# EXERCISE
Write out only the lines running from the one that contains "Read all visible content and emit it as JSON." to the end of the material, both ends included.

# SOURCE MATERIAL
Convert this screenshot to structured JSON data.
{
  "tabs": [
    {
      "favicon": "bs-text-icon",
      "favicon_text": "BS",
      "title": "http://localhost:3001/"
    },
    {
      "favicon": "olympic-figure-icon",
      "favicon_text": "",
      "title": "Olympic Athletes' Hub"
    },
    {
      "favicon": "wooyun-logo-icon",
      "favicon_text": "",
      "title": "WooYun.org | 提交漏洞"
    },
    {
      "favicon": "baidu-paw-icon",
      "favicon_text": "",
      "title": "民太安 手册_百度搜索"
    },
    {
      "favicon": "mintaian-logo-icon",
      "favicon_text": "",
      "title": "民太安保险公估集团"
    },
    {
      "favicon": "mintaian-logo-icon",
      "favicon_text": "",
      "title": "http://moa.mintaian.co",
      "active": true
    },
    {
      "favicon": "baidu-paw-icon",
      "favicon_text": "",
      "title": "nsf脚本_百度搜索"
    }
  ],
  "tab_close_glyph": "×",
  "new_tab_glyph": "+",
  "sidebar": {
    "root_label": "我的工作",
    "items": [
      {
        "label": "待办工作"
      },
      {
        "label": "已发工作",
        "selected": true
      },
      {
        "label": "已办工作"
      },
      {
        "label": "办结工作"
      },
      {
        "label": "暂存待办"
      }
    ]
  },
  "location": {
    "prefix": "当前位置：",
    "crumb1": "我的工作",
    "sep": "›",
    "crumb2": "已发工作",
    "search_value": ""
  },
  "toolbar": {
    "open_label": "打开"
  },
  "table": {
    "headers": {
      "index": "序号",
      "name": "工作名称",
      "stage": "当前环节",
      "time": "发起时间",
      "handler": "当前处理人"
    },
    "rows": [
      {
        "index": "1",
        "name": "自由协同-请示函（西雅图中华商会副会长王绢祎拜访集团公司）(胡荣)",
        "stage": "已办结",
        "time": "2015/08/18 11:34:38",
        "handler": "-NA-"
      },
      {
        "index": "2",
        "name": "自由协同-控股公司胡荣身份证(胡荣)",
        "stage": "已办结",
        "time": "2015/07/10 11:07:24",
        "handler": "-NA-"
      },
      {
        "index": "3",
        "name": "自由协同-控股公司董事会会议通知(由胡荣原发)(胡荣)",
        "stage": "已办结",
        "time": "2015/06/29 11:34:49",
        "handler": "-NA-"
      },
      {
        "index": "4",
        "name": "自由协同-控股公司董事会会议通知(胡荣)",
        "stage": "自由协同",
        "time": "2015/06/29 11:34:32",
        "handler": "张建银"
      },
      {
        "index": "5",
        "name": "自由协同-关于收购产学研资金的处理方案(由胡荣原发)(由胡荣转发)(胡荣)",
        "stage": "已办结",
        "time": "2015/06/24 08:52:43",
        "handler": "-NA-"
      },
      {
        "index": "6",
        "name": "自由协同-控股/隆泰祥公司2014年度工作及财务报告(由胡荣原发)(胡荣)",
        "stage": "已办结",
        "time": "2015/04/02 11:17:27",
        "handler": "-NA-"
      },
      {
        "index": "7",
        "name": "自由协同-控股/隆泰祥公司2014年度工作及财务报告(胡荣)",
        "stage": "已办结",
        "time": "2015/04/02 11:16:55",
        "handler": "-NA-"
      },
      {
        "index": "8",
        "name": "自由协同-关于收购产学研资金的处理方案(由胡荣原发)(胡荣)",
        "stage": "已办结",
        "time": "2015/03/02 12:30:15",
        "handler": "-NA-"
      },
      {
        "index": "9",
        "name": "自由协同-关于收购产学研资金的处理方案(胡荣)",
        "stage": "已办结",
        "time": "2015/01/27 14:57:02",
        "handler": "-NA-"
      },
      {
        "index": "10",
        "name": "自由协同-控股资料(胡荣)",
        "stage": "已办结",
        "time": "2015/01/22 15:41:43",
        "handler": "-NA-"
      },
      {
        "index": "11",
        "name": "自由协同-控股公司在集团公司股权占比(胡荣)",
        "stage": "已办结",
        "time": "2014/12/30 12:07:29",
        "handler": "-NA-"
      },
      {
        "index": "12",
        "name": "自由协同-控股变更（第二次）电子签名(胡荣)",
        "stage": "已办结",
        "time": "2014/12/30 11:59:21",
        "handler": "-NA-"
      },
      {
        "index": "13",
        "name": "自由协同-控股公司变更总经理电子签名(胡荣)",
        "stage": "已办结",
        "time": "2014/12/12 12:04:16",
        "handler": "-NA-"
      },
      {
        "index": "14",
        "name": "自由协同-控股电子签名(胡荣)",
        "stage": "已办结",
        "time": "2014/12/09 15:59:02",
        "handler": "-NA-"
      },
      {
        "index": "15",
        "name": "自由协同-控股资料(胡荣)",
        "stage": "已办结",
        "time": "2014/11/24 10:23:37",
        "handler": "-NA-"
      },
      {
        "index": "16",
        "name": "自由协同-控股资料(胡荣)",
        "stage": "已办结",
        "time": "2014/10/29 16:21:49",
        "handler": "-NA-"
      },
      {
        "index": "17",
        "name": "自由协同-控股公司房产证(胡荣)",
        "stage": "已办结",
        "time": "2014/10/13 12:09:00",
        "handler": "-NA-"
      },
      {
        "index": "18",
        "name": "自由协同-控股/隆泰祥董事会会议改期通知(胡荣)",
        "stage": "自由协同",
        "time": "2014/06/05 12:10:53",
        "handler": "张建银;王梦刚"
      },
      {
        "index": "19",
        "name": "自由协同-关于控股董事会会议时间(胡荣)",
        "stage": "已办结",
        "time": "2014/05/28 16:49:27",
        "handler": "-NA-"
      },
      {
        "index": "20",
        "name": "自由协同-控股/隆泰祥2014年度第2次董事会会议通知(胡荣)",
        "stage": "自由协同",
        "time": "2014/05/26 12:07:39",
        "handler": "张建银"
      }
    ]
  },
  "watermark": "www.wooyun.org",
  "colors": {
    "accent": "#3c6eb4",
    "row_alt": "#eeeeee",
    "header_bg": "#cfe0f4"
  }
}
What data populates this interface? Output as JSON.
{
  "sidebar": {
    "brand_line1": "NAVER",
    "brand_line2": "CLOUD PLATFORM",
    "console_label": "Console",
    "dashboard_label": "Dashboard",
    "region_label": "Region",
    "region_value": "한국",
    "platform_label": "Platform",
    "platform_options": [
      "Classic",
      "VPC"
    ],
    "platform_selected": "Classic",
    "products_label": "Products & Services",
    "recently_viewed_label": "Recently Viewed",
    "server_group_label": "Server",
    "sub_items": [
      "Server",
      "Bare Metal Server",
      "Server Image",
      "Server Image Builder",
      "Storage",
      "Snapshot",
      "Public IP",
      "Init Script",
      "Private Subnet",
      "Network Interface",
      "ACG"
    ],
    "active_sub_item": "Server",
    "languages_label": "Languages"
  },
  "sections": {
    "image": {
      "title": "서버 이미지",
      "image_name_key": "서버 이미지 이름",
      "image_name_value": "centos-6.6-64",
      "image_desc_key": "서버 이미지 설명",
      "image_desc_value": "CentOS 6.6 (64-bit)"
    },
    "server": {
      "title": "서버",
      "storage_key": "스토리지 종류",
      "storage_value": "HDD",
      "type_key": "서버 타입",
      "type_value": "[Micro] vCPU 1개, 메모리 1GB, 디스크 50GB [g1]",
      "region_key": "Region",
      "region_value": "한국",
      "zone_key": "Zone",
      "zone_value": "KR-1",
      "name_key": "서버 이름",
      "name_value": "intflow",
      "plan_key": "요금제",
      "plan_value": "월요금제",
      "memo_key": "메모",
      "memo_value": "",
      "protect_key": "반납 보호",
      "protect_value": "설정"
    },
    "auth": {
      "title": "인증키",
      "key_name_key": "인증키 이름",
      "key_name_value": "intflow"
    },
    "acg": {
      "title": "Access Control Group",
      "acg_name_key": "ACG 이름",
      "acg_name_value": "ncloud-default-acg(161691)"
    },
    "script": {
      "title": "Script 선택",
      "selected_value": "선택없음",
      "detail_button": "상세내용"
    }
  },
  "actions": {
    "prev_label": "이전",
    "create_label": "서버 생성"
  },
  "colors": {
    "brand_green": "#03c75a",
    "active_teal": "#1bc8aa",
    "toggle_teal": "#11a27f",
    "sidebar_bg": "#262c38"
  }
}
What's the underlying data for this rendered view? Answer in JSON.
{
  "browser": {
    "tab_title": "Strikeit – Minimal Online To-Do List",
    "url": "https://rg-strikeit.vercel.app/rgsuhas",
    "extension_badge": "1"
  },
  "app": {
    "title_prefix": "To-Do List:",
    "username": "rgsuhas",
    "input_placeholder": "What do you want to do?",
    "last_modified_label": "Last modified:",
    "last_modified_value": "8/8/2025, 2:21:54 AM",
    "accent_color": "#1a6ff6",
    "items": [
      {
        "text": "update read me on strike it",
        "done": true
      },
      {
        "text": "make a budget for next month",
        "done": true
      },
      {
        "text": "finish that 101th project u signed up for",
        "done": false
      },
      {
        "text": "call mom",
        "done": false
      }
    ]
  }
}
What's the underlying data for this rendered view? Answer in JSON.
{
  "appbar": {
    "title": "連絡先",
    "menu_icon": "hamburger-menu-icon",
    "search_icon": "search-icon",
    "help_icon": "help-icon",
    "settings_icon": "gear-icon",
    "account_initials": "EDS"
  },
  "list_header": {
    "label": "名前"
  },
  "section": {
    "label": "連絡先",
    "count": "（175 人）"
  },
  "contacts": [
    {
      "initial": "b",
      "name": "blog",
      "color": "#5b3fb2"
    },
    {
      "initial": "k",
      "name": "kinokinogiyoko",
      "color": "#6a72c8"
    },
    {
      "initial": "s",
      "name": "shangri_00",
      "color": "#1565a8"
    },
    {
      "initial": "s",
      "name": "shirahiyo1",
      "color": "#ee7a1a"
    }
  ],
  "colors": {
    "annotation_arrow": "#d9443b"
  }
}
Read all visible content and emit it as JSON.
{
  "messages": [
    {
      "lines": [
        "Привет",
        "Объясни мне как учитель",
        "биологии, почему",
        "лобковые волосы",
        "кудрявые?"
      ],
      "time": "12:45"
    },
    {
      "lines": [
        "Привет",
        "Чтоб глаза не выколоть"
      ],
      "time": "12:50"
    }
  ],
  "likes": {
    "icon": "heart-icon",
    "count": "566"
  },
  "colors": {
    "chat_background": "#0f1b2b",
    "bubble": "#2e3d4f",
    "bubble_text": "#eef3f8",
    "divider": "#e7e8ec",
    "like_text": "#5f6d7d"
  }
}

# RESPONSE TO THIS EXERCISE
Read all visible content and emit it as JSON.
{
  "messages": [
    {
      "lines": [
        "Привет",
        "Объясни мне как учитель",
        "биологии, почему",
        "лобковые волосы",
        "кудрявые?"
      ],
      "time": "12:45"
    },
    {
      "lines": [
        "Привет",
        "Чтоб глаза не выколоть"
      ],
      "time": "12:50"
    }
  ],
  "likes": {
    "icon": "heart-icon",
    "count": "566"
  },
  "colors": {
    "chat_background": "#0f1b2b",
    "bubble": "#2e3d4f",
    "bubble_text": "#eef3f8",
    "divider": "#e7e8ec",
    "like_text": "#5f6d7d"
  }
}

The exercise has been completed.